In review, the book is a relevant contribution to the most recent literature on the security of the small states of the Gulf region. The author’s focus on Kuwait as a case study poses a contrast to the academic tendency toward the more assertive small states of Qatar and the UAE in the literature on the region, and allows for further intra-region comparison. Further, Lakshminarayanan’s attempt to develop a holistic view of Kuwait’s security as a small state reveals the importance of moving beyond the misleading dichotomies and hierarchies of domestic vs. external, hard power vs. soft power, amity vs. enmity in international relations.
Despite these merits, a number of reservations on theoretical, methodological and empirical fronts can be raised. Regarding the theoretical orientation of the book, Lakshminarayanan puts great emphasis on structural factors in documenting the security environment surrounding Kuwait as an inevitable given and presents its strategies as mere ‘responses’ to those factors. A more nuanced analysis would give more agency to Kuwait by seeking to understand how the foreign policy-making preferences of an oil-rich small state affects security structures. Methodologically, the book adopts “an inductive, descriptive-analytical method” (p. 23), yet the author does not go any further in explaining her methodological foundations, methods of data collection or sources. It would be quite constructive and convenient to dedicate a brief section to methodology.

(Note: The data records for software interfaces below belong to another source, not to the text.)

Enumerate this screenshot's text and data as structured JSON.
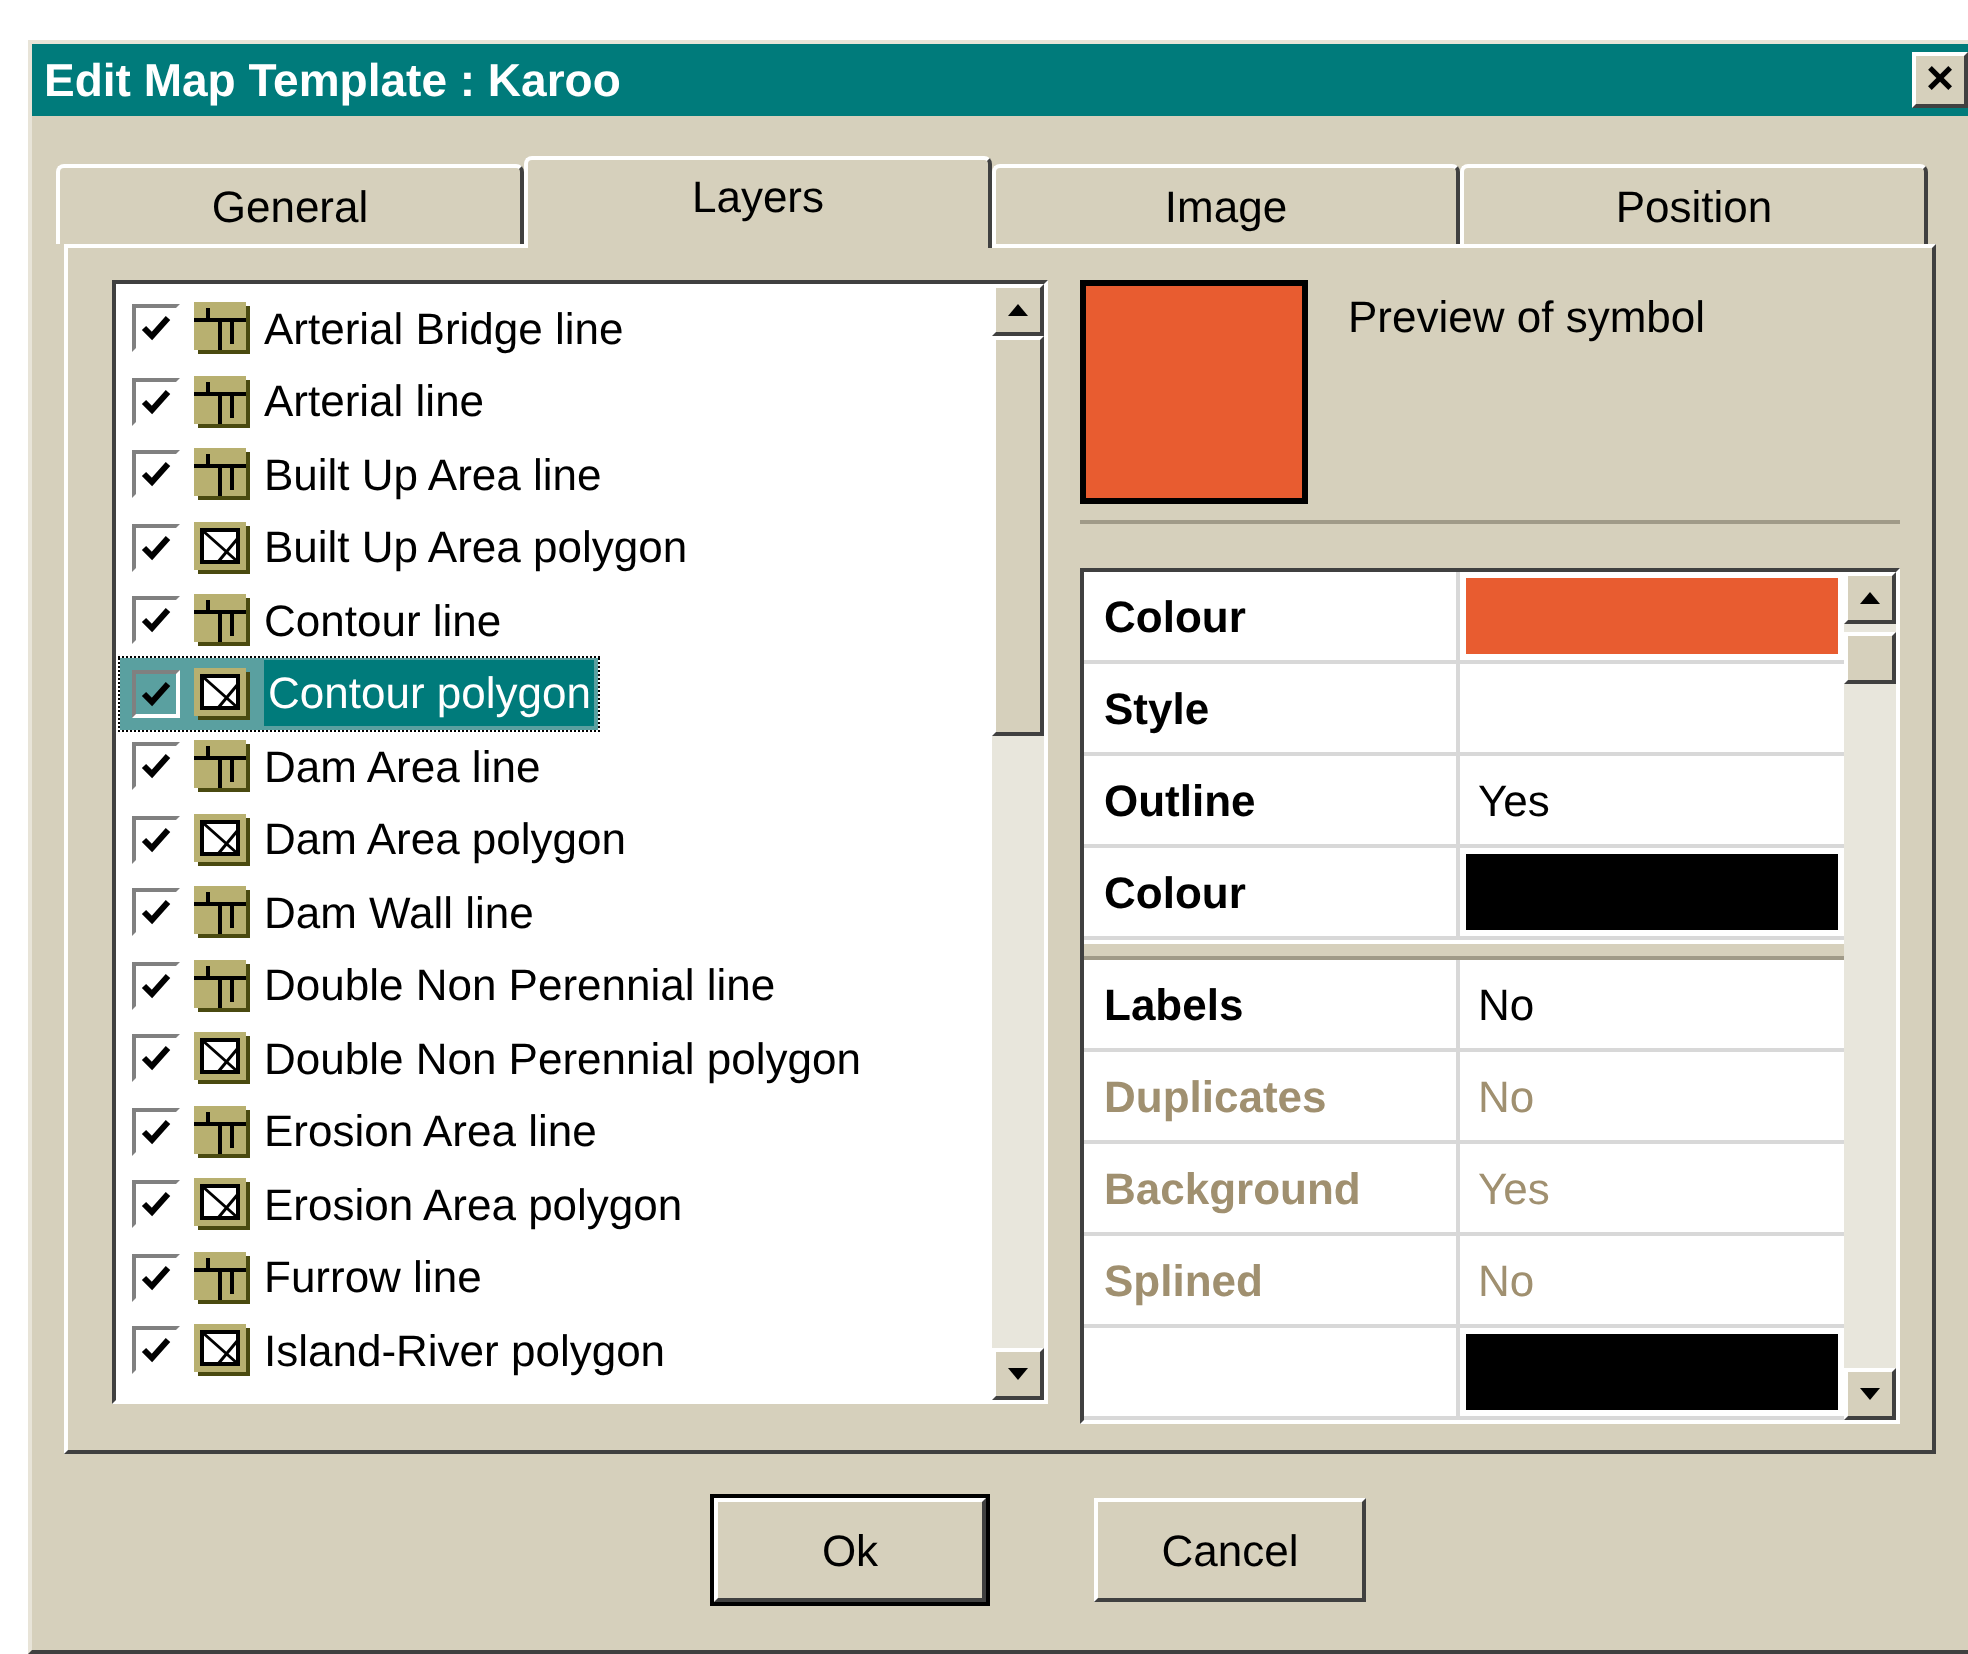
{
  "window": {
    "title": "Edit Map Template : Karoo",
    "close": "×"
  },
  "tabs": [
    {
      "label": "General",
      "selected": false
    },
    {
      "label": "Layers",
      "selected": true
    },
    {
      "label": "Image",
      "selected": false
    },
    {
      "label": "Position",
      "selected": false
    }
  ],
  "layers": [
    {
      "label": "Arterial Bridge line",
      "kind": "line",
      "checked": true,
      "selected": false
    },
    {
      "label": "Arterial line",
      "kind": "line",
      "checked": true,
      "selected": false
    },
    {
      "label": "Built Up Area line",
      "kind": "line",
      "checked": true,
      "selected": false
    },
    {
      "label": "Built Up Area polygon",
      "kind": "polygon",
      "checked": true,
      "selected": false
    },
    {
      "label": "Contour line",
      "kind": "line",
      "checked": true,
      "selected": false
    },
    {
      "label": "Contour polygon",
      "kind": "polygon",
      "checked": true,
      "selected": true
    },
    {
      "label": "Dam Area line",
      "kind": "line",
      "checked": true,
      "selected": false
    },
    {
      "label": "Dam Area polygon",
      "kind": "polygon",
      "checked": true,
      "selected": false
    },
    {
      "label": "Dam Wall line",
      "kind": "line",
      "checked": true,
      "selected": false
    },
    {
      "label": "Double Non Perennial line",
      "kind": "line",
      "checked": true,
      "selected": false
    },
    {
      "label": "Double Non Perennial polygon",
      "kind": "polygon",
      "checked": true,
      "selected": false
    },
    {
      "label": "Erosion Area line",
      "kind": "line",
      "checked": true,
      "selected": false
    },
    {
      "label": "Erosion Area polygon",
      "kind": "polygon",
      "checked": true,
      "selected": false
    },
    {
      "label": "Furrow line",
      "kind": "line",
      "checked": true,
      "selected": false
    },
    {
      "label": "Island-River polygon",
      "kind": "polygon",
      "checked": true,
      "selected": false
    }
  ],
  "preview": {
    "color": "#e85c30",
    "label": "Preview of symbol"
  },
  "properties": [
    {
      "kind": "colour",
      "label": "Colour",
      "color": "#e85c30",
      "disabled": false
    },
    {
      "kind": "text",
      "label": "Style",
      "disabled": false
    },
    {
      "kind": "text",
      "label": "Outline",
      "value": "Yes",
      "disabled": false
    },
    {
      "kind": "colour",
      "label": "Colour",
      "color": "#000000",
      "disabled": false
    },
    {
      "kind": "separator"
    },
    {
      "kind": "text",
      "label": "Labels",
      "value": "No",
      "disabled": false
    },
    {
      "kind": "text",
      "label": "Duplicates",
      "value": "No",
      "disabled": true
    },
    {
      "kind": "text",
      "label": "Background",
      "value": "Yes",
      "disabled": true
    },
    {
      "kind": "text",
      "label": "Splined",
      "value": "No",
      "disabled": true
    },
    {
      "kind": "colour",
      "color": "#000000"
    }
  ],
  "buttons": [
    "Ok",
    "Cancel"
  ]
}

Empirically, the author relies heavily on secondary sources, namely books and journal articles, in supporting her arguments on the topic. Some descriptions of Kuwait’s own understanding of its security (constant fear of Iraqi attack (p. 47); obsession with siege mentality (p. 69); perpetual psyche of insecurity and fear (p. 106) would be further supported by primary sources, given the author’s first hand experiences and long-term presence in the country. Further, Lakshminarayananen gages very thinly with Kuwait’s foreign policy tools, sources, institutions, strategies and ‒ more importantly‒ their tangible impacts on its security. For instance, she argues, “Kuwait has successfully juggled ‘Dinar Diplomacy’ and capitalized on financial capabilities for political and security gains so as to win and influence friends and reduce enemies” (p. 102). Yet, for such a comprehensive generalization, more empirical support is required, given the fact that Kuwait was one of the major Gulf aid donors to Iraq in the 1980s, and that its aid to Yemen and Palestine fell short of winning friends in the face of Iraqi aggression toward Kuwait in 1990.
In conclusion, despite its shortcomings, Small Security Dilemma: Kuwait after 1991is worth reading to augment the scope of studies on security, small states and the Gulf region. Its compartmentalized approach to sources of small state insecurities (military, economic, social, political and environmental) and a holistic proposal to safeguard security is quite stimulating for further research. Finally, yet importantly, the clear and flowing language of the book provides an enjoyable and comprehensive reading for those who are interested in Kuwait’s security.